» **WORK TO BE COMPLETED**
Once you have checked each line below for the word "description", give the number of lines that have it and nothing further.

Stored items
######
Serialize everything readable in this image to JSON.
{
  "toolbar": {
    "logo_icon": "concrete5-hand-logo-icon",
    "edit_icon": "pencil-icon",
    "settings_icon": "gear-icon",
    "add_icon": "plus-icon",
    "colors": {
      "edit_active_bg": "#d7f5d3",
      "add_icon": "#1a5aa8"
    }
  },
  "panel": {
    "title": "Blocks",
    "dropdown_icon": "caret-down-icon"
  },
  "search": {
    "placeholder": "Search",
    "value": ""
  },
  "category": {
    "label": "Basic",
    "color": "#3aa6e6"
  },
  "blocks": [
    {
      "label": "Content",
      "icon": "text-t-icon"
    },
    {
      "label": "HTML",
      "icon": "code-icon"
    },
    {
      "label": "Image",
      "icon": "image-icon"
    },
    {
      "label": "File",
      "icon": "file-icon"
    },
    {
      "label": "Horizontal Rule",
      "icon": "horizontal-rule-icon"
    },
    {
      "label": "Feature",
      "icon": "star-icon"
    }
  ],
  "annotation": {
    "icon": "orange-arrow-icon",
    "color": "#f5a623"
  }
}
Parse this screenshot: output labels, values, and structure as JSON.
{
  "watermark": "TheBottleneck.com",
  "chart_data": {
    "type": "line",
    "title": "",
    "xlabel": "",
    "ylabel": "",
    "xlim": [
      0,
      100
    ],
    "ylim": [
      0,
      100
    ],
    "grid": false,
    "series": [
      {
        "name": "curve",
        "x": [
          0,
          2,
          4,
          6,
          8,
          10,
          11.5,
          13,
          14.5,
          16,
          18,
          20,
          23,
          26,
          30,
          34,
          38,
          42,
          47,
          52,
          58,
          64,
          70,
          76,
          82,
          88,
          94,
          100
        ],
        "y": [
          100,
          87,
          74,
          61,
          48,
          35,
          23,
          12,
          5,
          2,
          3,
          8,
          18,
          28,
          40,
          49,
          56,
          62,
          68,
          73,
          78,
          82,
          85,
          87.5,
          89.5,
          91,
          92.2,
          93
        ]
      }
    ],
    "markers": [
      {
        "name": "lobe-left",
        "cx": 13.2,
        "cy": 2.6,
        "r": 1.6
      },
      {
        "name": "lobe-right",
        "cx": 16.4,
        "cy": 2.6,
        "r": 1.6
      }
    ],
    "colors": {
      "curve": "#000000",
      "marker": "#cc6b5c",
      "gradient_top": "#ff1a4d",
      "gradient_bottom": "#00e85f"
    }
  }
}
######
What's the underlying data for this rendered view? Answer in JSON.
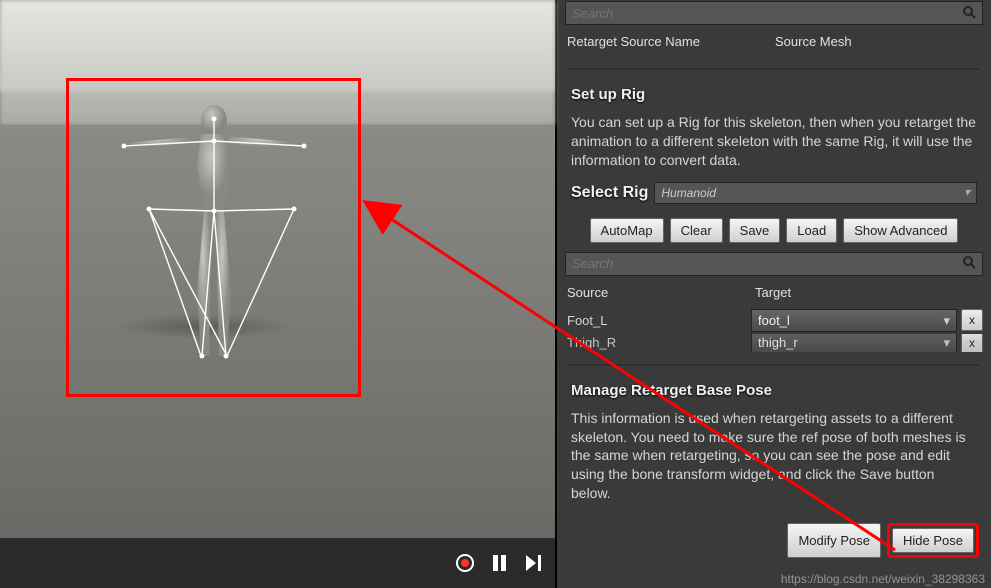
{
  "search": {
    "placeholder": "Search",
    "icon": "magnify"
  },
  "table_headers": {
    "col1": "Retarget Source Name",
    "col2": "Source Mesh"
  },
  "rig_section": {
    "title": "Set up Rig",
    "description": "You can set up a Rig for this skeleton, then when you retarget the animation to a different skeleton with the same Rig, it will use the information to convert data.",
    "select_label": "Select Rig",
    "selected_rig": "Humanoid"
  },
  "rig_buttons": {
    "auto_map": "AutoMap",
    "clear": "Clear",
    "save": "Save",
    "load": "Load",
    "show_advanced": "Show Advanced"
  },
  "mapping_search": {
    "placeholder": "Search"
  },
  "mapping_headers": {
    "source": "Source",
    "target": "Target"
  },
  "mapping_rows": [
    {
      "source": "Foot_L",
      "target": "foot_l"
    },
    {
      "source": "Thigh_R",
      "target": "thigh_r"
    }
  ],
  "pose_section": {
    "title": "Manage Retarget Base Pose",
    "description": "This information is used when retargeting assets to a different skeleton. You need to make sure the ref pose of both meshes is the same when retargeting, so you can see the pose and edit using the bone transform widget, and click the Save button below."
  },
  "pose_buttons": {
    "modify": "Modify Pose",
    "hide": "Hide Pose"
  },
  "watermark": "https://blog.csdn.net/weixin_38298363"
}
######
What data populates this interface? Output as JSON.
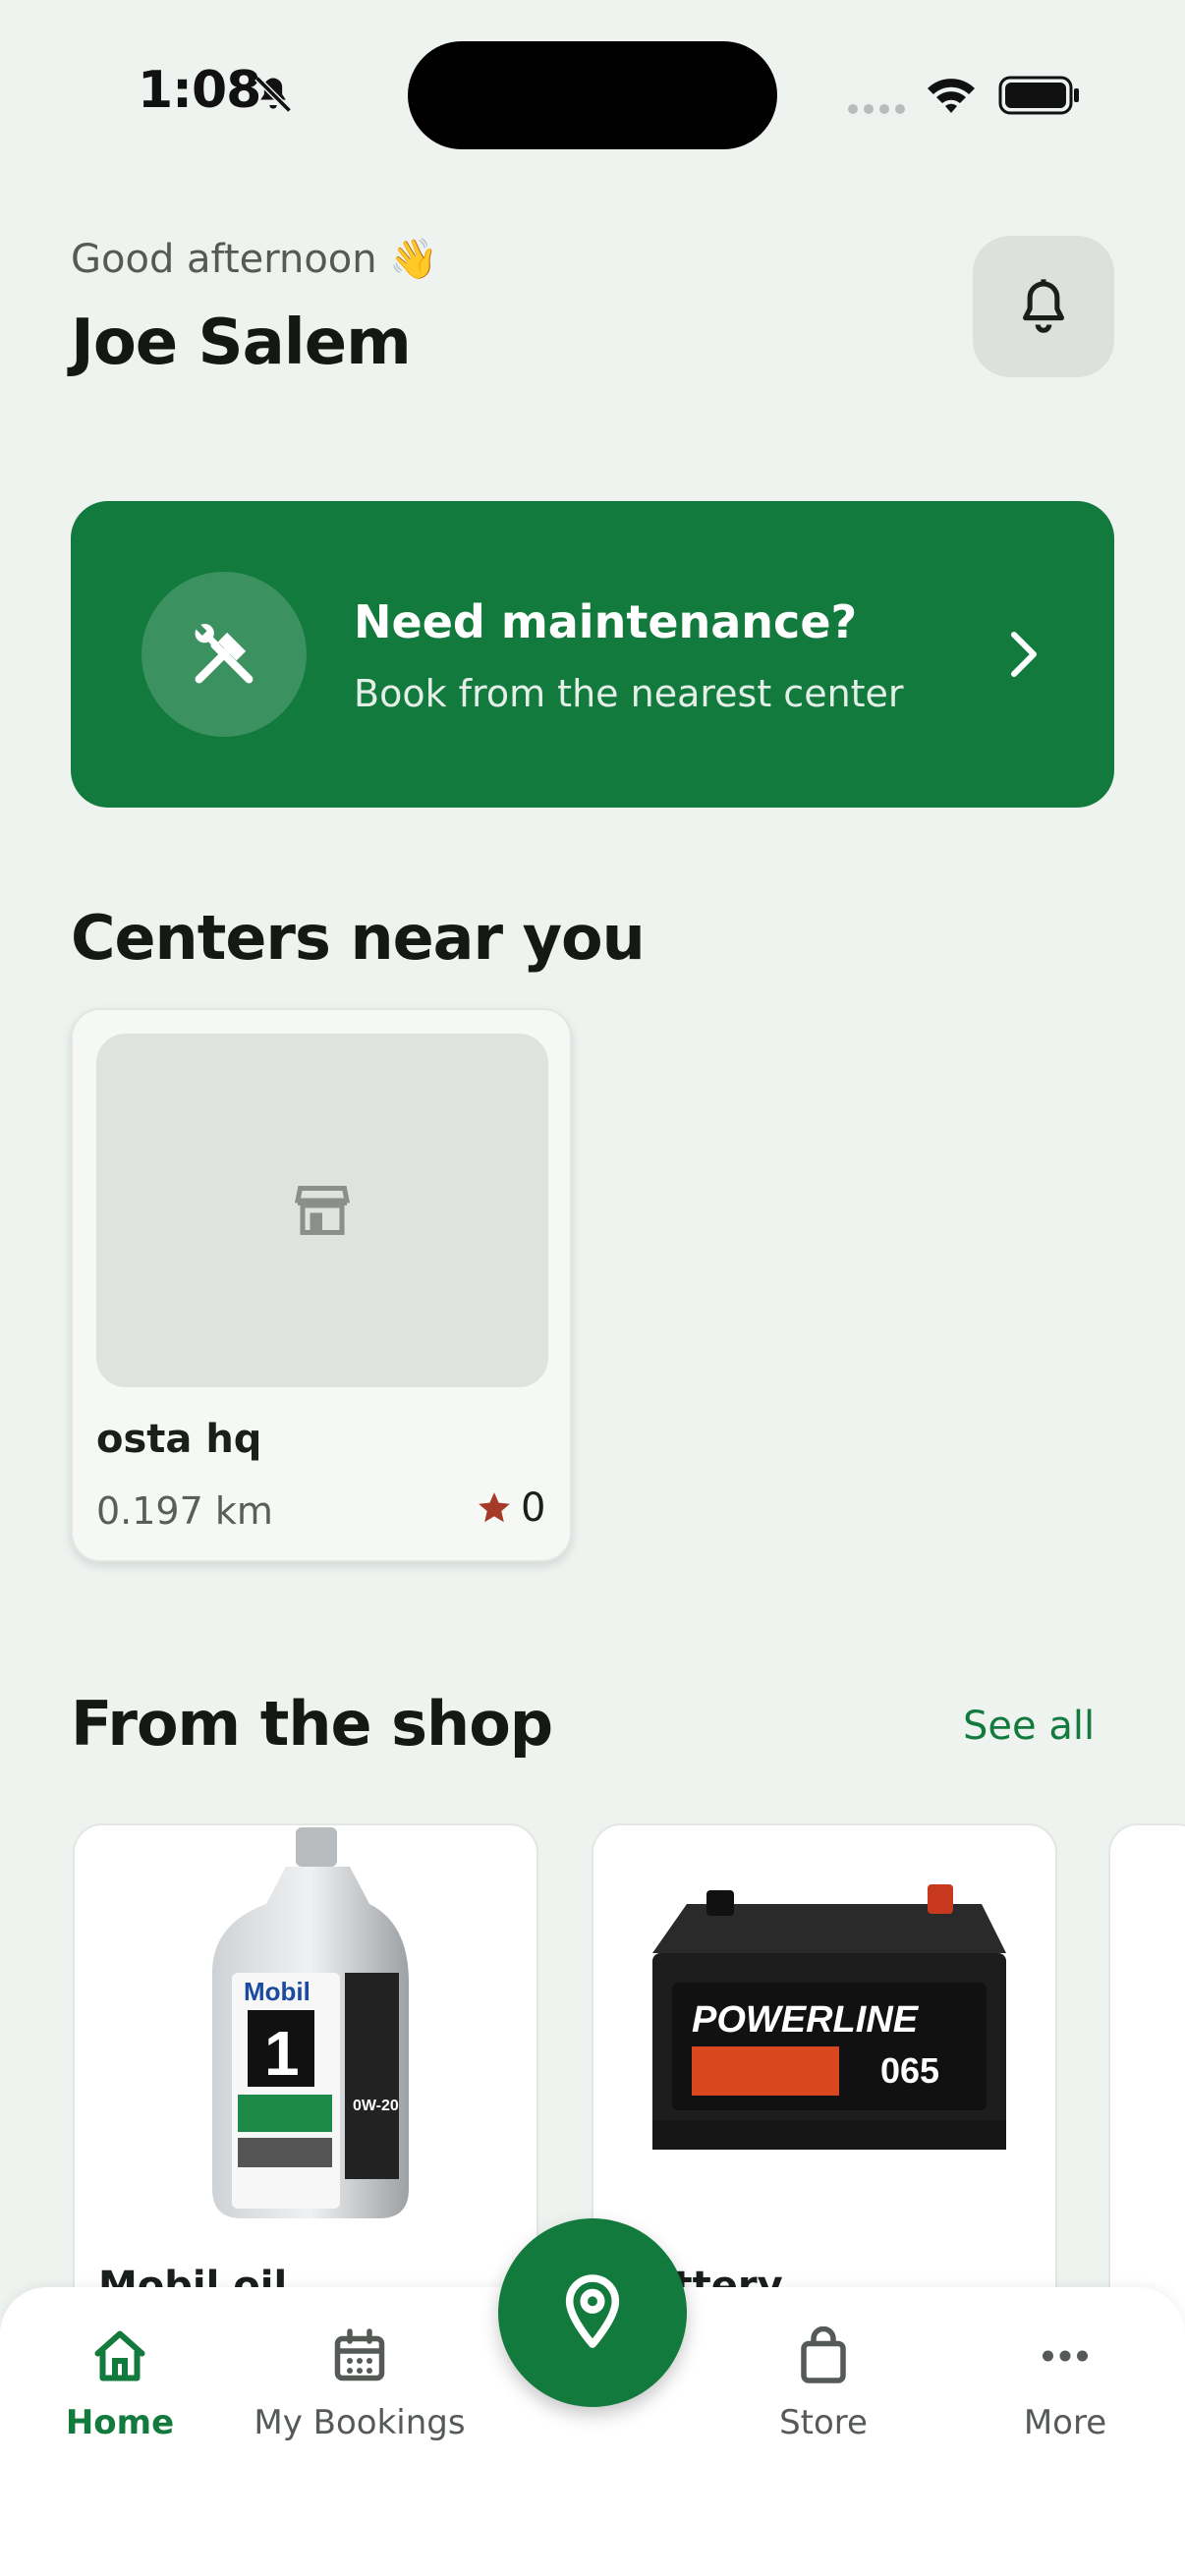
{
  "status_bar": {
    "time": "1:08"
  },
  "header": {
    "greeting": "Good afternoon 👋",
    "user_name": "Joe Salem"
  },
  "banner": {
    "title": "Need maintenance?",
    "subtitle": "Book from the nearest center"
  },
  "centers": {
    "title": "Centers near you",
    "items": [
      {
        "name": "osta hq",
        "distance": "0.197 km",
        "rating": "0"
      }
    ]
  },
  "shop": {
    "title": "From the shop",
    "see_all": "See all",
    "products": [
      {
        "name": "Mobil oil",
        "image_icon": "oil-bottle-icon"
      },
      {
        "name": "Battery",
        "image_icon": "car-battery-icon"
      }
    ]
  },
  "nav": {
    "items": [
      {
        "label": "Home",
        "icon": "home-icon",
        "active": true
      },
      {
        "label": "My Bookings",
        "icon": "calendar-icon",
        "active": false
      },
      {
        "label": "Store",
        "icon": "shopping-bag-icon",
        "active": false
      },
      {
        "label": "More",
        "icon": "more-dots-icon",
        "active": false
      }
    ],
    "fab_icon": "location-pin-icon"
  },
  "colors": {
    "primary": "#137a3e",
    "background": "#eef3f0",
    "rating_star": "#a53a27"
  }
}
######
» **OUTPUT BELOW**
2